Why our Free School will be a small school

Schools in England are getting bigger. Department for Education data shows that between 1997 and 2005 the number of schools in England with 1,000 to 1,500 students rose by 35%. Secondary schools with between 1,500 and 2,000 students rose by 124%. In contrast, the number of small secondary schools in England, with fewer than 500 students, fell by 43%.

The conventional arguments used to defend this increase in scale are misleading.

Continue reading Why our Free School will be a small school

Raincoats & bad schools: organisations in the internet age

What kind of organisations will we need in the internet age?

My copy of Nicholas Taleb’s The Black Swan, a book about risk and uncertainty,  was almost destroyed by a freak hurricane (at least it was freaky for a Brit who had then just arrived in the US).  Almost, but not destroyed:  I was able to use it to write my last post which concluded with Taleb’s advice that instead of investing in trying to predict the problems we may face in the future, we should invest in preparedness.

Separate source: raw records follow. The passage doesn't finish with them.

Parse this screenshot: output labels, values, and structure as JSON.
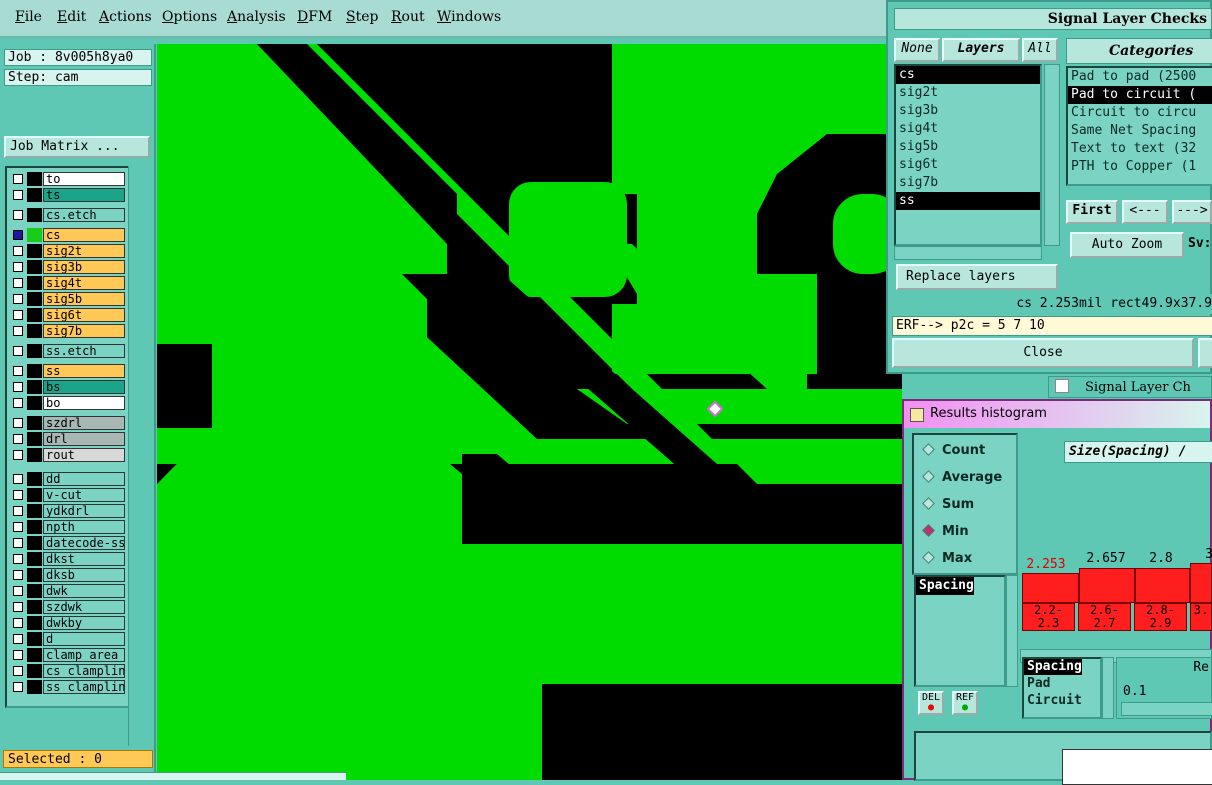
{
  "menubar": {
    "items": [
      "File",
      "Edit",
      "Actions",
      "Options",
      "Analysis",
      "DFM",
      "Step",
      "Rout",
      "Windows"
    ]
  },
  "left_panel": {
    "job": "Job : 8v005h8ya0",
    "step": "Step: cam",
    "job_matrix_button": "Job Matrix ...",
    "layers": [
      {
        "name": "to",
        "color": "#ffffff"
      },
      {
        "name": "ts",
        "color": "#1aa58a"
      },
      {
        "name": "cs.etch",
        "color": "#7bd4c3"
      },
      {
        "name": "cs",
        "color": "#ffc857"
      },
      {
        "name": "sig2t",
        "color": "#ffc857"
      },
      {
        "name": "sig3b",
        "color": "#ffc857"
      },
      {
        "name": "sig4t",
        "color": "#ffc857"
      },
      {
        "name": "sig5b",
        "color": "#ffc857"
      },
      {
        "name": "sig6t",
        "color": "#ffc857"
      },
      {
        "name": "sig7b",
        "color": "#ffc857"
      },
      {
        "name": "ss.etch",
        "color": "#7bd4c3"
      },
      {
        "name": "ss",
        "color": "#ffc857"
      },
      {
        "name": "bs",
        "color": "#1aa58a"
      },
      {
        "name": "bo",
        "color": "#ffffff"
      },
      {
        "name": "szdrl",
        "color": "#a7b8b4"
      },
      {
        "name": "drl",
        "color": "#a7b8b4"
      },
      {
        "name": "rout",
        "color": "#d8d8d8"
      },
      {
        "name": "dd",
        "color": "#7bd4c3"
      },
      {
        "name": "v-cut",
        "color": "#7bd4c3"
      },
      {
        "name": "ydkdrl",
        "color": "#7bd4c3"
      },
      {
        "name": "npth",
        "color": "#7bd4c3"
      },
      {
        "name": "datecode-ss",
        "color": "#7bd4c3"
      },
      {
        "name": "dkst",
        "color": "#7bd4c3"
      },
      {
        "name": "dksb",
        "color": "#7bd4c3"
      },
      {
        "name": "dwk",
        "color": "#7bd4c3"
      },
      {
        "name": "szdwk",
        "color": "#7bd4c3"
      },
      {
        "name": "dwkby",
        "color": "#7bd4c3"
      },
      {
        "name": "d",
        "color": "#7bd4c3"
      },
      {
        "name": "clamp_area",
        "color": "#7bd4c3"
      },
      {
        "name": "cs_clampline",
        "color": "#7bd4c3"
      },
      {
        "name": "ss_clampline",
        "color": "#7bd4c3"
      }
    ],
    "selected": "Selected : 0"
  },
  "signal_checks": {
    "title": "Signal Layer Checks",
    "none_button": "None",
    "layers_button": "Layers",
    "all_button": "All",
    "layer_items": [
      "cs",
      "sig2t",
      "sig3b",
      "sig4t",
      "sig5b",
      "sig6t",
      "sig7b",
      "ss"
    ],
    "categories_title": "Categories",
    "categories": [
      "Pad to pad (2500",
      "Pad to circuit (",
      "Circuit to circu",
      "Same Net Spacing",
      "Text to text (32",
      "PTH to Copper (1"
    ],
    "replace_button": "Replace layers",
    "first_button": "First",
    "prev_button": "<---",
    "next_button": "--->",
    "auto_zoom": "Auto Zoom",
    "sv_label": "Sv:",
    "status": "cs 2.253mil  rect49.9x37.9",
    "erf": "ERF--> p2c = 5 7 10",
    "close_button": "Close",
    "second_window_title": "Signal Layer Ch"
  },
  "histogram": {
    "title": "Results histogram",
    "options": [
      "Count",
      "Average",
      "Sum",
      "Min",
      "Max"
    ],
    "selected_option": "Min",
    "axis_label": "Size(Spacing) / ",
    "bar_values": [
      "2.253",
      "2.657",
      "2.8",
      "3"
    ],
    "bins": [
      [
        "2.2-",
        "2.3"
      ],
      [
        "2.6-",
        "2.7"
      ],
      [
        "2.8-",
        "2.9"
      ],
      [
        "3.",
        ""
      ]
    ],
    "spacing_item": "Spacing",
    "bottom_list": [
      "Spacing",
      "Pad",
      "Circuit"
    ],
    "re_label": "Re",
    "value_field": "0.1",
    "del_button": "DEL",
    "ref_button": "REF"
  }
}
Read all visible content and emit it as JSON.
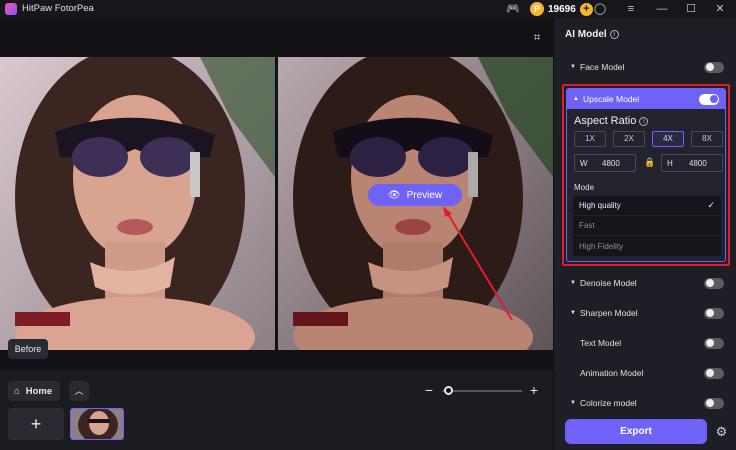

Continue reading Raincoats & bad schools: organisations in the internet age